What are the strategic imperatives for acquisitions?
Strengthening the value chain, improving the competitive position, entering new markets, expanding the product portfolio, building expertise in new therapeutic areas, and acquiring assets, are some of the compelling strategic considerations. These are the same for Indian as well foreign generic players.
On trends in overseas acquisitions by Indian pharma companies.
With healthcare expenditure rising continuously in Europe, those governments are strongly promoting generics business, leading to high growth opportunity in the world's second largest pharma market. Also private equity investors are exiting from profitable investments made by them in European pharma companies offering Indian companies attractive buy-out targets. Not only the large players, but also small- and mid-sized players have built up a huge war chest for domestic and global acquisitions.
There has also been a recent trend of pharma companies acquiring front-end pharmaceutical marketing companies to strengthen their distribution network and improve their global competitiveness. For example, Dabur Pharma recently acquired Thailand-based pharmaceutical marketing company and long-term associate Biosciences Co. to strengthen its distribution network in Thailand.
On consolidation of market share.
Indian pharma giants like Ranbaxy and Dr Reddy's have for long adopted the strategy of capturing market shares faster via inorganic acquisitions rather than only relying on organic growth.
Ranbaxy has closed eight acquisitions last year, of which the major deals include acquisition of Terapia for $324 million and Be-Tabs for $70 million. Terapia is the largest generic player in Romania, making Ranbaxy a leading player in that market. Be-Tabs is the fifth largest generics player and the largest penicillin manufacturer in South Africa. At present, Ranbaxy is targeting to become the world's third largest generic player through acquisition of Merck's generics business.

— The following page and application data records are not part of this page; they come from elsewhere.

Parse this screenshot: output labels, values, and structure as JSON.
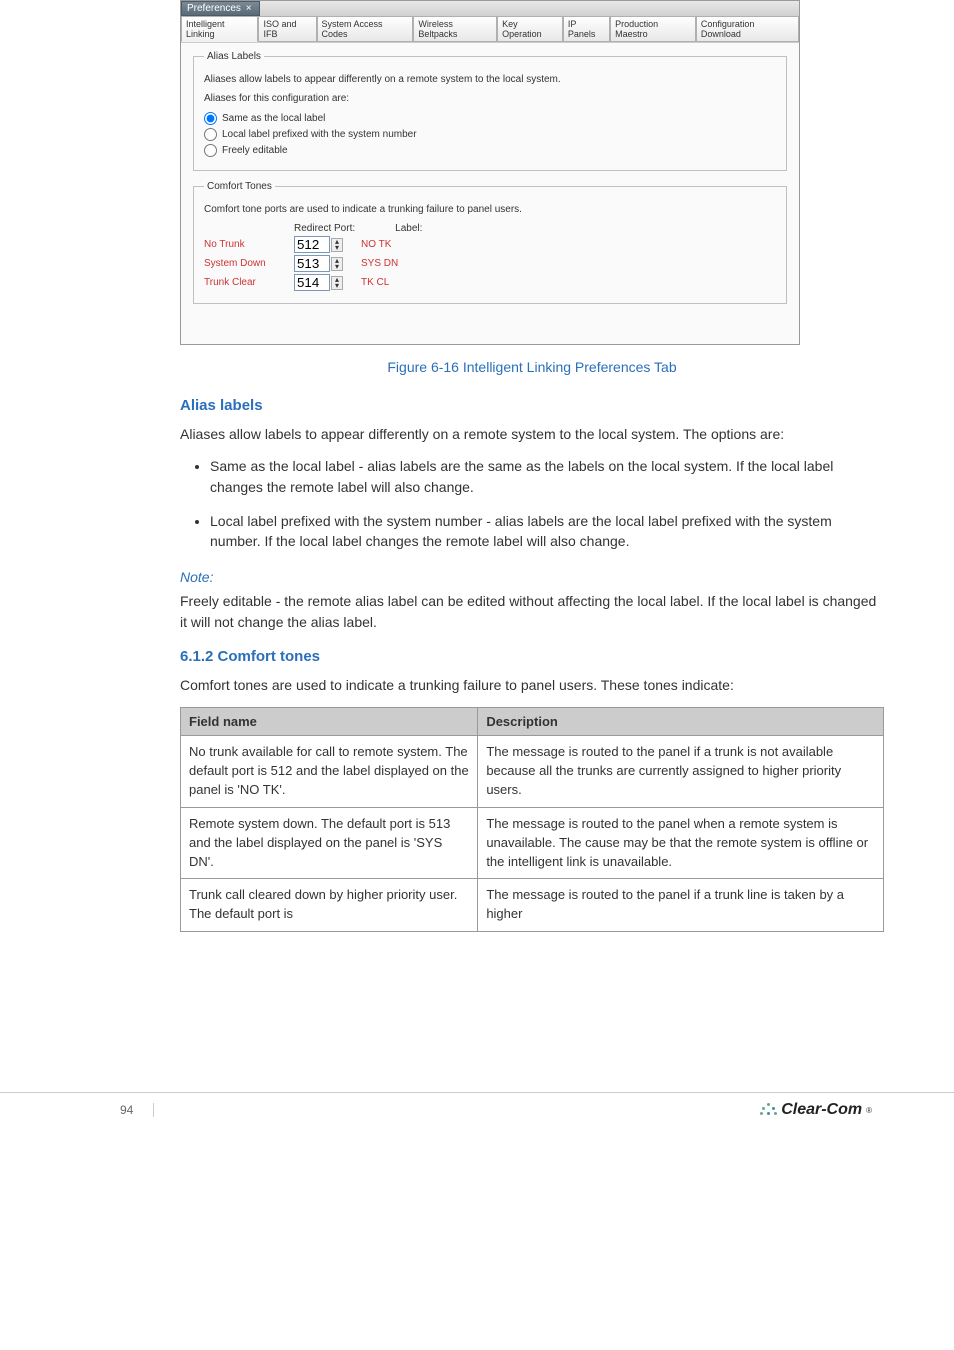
{
  "screenshot": {
    "windowTitle": "Preferences",
    "tabs": [
      "Intelligent Linking",
      "ISO and IFB",
      "System Access Codes",
      "Wireless Beltpacks",
      "Key Operation",
      "IP Panels",
      "Production Maestro",
      "Configuration Download"
    ],
    "aliasLabels": {
      "legend": "Alias Labels",
      "desc1": "Aliases allow labels to appear differently on a remote system to the local system.",
      "desc2": "Aliases for this configuration are:",
      "radios": [
        {
          "label": "Same as the local label",
          "checked": true
        },
        {
          "label": "Local label prefixed with the system number",
          "checked": false
        },
        {
          "label": "Freely editable",
          "checked": false
        }
      ]
    },
    "comfortTones": {
      "legend": "Comfort Tones",
      "desc": "Comfort tone ports are used to indicate a trunking failure to panel users.",
      "header": {
        "port": "Redirect Port:",
        "label": "Label:"
      },
      "rows": [
        {
          "name": "No Trunk",
          "port": "512",
          "label": "NO TK"
        },
        {
          "name": "System Down",
          "port": "513",
          "label": "SYS DN"
        },
        {
          "name": "Trunk Clear",
          "port": "514",
          "label": "TK CL"
        }
      ]
    }
  },
  "figCaption": "Figure 6-16 Intelligent Linking Preferences Tab",
  "sections": {
    "aliasHeading": "Alias labels",
    "aliasPara": "Aliases allow labels to appear differently on a remote system to the local system. The options are:",
    "bullets": [
      "Same as the local label - alias labels are the same as the labels on the local system. If the local label changes the remote label will also change.",
      "Local label prefixed with the system number - alias labels are the local label prefixed with the system number. If the local label changes the remote label will also change."
    ],
    "comfortHeading": "6.1.2 Comfort tones",
    "comfortPara": "Comfort tones are used to indicate a trunking failure to panel users. These tones indicate:",
    "table": {
      "head": [
        "Field name",
        "Description"
      ],
      "rows": [
        [
          "No trunk available for call to remote system. The default port is 512 and the label displayed on the panel is 'NO TK'.",
          "The message is routed to the panel if a trunk is not available because all the trunks are currently assigned to higher priority users."
        ],
        [
          "Remote system down. The default port is 513 and the label displayed on the panel is 'SYS DN'.",
          "The message is routed to the panel when a remote system is unavailable. The cause may be that the remote system is offline or the intelligent link is unavailable."
        ],
        [
          "Trunk call cleared down by higher priority user. The default port is",
          "The message is routed to the panel if a trunk line is taken by a higher"
        ]
      ]
    },
    "noteHdr": "Note:",
    "notePara": "Freely editable - the remote alias label can be edited without affecting the local label. If the local label is changed it will not change the alias label."
  },
  "footer": {
    "page": "94",
    "brand": "Clear-Com"
  }
}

Similarly Wockhardt acquired Pinewood Laboratories for $150 million. Pinewood is the largest and fastest growing branded generics pharmaceutical company in Ireland and this acquisition gives Wockhardt a larger footprint in Europe spread over the UK, Ireland and Germany.
Many small- and mid-sized players are now trying to replicate Ranbaxy and Dr Reddy's growth models.
(Some of the major deals that have taken place in the recent past are shown in the table.)